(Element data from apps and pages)

───

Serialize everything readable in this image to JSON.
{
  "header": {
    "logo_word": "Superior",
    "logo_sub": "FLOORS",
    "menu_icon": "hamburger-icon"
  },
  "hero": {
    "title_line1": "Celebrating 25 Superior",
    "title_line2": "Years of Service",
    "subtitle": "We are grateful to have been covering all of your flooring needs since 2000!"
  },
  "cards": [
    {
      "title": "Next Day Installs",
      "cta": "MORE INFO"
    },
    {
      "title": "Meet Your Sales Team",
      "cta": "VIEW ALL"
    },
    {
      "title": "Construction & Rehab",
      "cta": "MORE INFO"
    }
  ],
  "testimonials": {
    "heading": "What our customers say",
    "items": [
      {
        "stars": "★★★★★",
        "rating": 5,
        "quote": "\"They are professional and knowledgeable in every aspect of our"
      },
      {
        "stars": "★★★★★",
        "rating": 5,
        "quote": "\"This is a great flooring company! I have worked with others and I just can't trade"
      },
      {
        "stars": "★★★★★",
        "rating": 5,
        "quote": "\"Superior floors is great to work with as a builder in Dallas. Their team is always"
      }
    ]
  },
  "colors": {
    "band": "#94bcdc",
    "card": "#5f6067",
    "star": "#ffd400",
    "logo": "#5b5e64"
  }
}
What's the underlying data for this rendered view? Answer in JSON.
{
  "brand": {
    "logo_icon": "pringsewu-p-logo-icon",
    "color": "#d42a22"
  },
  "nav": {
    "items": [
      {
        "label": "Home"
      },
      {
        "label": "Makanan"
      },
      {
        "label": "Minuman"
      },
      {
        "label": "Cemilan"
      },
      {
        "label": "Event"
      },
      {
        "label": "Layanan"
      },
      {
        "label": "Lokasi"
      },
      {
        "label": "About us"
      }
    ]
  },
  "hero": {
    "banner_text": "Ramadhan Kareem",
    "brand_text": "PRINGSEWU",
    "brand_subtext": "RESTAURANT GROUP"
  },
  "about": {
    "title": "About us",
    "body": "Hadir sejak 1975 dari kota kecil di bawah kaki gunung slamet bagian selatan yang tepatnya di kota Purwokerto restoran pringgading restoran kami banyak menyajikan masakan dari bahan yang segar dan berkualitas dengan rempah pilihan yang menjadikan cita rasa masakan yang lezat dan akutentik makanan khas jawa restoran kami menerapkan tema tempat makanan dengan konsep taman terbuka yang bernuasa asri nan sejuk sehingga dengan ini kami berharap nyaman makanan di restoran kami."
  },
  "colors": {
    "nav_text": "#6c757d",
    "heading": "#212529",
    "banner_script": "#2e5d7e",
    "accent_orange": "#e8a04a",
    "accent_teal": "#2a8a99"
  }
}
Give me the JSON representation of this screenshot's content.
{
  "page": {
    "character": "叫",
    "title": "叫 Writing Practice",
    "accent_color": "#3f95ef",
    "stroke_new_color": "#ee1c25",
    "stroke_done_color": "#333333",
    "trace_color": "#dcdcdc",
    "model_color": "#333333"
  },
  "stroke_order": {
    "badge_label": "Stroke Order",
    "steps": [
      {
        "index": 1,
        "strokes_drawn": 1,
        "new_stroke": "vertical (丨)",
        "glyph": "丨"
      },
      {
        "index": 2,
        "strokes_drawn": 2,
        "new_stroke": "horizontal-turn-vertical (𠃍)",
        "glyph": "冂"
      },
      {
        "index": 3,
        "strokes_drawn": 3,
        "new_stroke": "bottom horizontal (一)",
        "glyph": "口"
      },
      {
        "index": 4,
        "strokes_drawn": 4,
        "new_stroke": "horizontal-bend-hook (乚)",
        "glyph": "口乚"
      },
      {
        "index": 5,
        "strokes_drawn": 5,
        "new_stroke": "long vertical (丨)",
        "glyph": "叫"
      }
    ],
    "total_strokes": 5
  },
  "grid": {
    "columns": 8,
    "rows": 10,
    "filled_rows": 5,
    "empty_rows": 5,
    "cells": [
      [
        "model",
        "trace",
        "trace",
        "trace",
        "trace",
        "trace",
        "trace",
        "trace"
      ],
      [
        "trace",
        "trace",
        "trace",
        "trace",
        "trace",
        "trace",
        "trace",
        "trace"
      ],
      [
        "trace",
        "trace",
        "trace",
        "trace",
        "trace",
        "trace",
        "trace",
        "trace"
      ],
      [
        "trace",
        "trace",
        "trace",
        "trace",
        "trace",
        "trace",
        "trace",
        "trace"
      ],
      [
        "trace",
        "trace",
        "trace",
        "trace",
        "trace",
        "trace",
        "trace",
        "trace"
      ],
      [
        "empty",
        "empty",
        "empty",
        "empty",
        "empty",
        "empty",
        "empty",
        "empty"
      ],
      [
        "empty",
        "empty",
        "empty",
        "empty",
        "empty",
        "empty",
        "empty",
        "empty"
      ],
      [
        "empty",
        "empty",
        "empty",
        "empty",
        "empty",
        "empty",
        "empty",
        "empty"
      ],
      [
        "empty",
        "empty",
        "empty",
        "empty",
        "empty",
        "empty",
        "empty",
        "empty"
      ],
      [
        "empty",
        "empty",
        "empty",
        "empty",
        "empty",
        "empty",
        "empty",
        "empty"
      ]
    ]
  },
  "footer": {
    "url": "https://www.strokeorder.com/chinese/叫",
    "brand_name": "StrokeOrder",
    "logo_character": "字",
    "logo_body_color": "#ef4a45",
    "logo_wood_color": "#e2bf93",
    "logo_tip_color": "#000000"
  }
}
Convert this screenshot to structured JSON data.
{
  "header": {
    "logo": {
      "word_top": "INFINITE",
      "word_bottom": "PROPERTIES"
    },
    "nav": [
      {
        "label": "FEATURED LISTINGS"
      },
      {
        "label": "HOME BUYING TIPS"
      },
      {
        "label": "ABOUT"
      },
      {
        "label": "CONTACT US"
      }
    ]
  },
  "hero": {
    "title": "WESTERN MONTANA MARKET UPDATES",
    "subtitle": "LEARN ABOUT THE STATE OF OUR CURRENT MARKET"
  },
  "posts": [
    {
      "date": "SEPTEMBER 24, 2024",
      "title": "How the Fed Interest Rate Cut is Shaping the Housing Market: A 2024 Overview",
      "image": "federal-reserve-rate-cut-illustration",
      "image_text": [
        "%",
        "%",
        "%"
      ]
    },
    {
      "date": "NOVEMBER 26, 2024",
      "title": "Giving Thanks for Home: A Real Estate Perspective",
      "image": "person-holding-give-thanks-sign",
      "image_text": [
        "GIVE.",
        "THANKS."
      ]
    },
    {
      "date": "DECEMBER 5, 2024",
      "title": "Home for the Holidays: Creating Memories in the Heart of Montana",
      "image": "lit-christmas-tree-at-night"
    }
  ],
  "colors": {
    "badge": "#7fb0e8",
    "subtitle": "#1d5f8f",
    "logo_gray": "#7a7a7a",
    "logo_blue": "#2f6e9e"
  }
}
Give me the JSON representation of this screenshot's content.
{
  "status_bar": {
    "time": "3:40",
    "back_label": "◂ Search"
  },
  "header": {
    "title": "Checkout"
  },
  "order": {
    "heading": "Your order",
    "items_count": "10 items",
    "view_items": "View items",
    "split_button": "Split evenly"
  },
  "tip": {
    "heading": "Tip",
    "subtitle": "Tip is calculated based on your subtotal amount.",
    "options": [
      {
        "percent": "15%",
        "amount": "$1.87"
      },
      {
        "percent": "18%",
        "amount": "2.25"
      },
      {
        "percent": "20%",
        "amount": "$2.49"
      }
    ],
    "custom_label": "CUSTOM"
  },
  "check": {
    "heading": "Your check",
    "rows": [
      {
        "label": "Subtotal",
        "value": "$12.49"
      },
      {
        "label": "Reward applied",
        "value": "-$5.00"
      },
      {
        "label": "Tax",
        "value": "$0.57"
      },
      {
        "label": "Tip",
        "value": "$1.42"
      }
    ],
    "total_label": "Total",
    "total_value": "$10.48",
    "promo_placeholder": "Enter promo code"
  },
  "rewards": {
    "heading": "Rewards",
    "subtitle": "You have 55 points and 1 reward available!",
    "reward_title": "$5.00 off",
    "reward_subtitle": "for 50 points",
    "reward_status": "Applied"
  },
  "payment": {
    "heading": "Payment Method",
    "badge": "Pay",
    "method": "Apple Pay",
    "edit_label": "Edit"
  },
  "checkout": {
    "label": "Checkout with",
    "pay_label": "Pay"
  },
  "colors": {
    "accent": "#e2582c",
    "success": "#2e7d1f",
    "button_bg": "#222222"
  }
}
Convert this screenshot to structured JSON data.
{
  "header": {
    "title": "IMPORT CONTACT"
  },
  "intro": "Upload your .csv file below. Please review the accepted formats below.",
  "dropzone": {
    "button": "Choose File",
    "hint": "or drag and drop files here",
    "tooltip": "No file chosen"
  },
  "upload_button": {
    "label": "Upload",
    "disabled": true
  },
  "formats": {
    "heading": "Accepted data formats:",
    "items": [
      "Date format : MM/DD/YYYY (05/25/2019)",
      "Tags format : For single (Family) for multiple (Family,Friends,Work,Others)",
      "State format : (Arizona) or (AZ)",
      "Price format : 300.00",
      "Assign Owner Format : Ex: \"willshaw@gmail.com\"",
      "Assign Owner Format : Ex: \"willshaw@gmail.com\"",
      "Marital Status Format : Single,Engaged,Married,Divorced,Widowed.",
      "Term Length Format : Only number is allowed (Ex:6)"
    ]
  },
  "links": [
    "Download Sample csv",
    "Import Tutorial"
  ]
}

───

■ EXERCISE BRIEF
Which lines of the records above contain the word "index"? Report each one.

■ EXPECTED ANSWER
        "index": 1,
        "index": 2,
        "index": 3,
        "index": 4,
        "index": 5,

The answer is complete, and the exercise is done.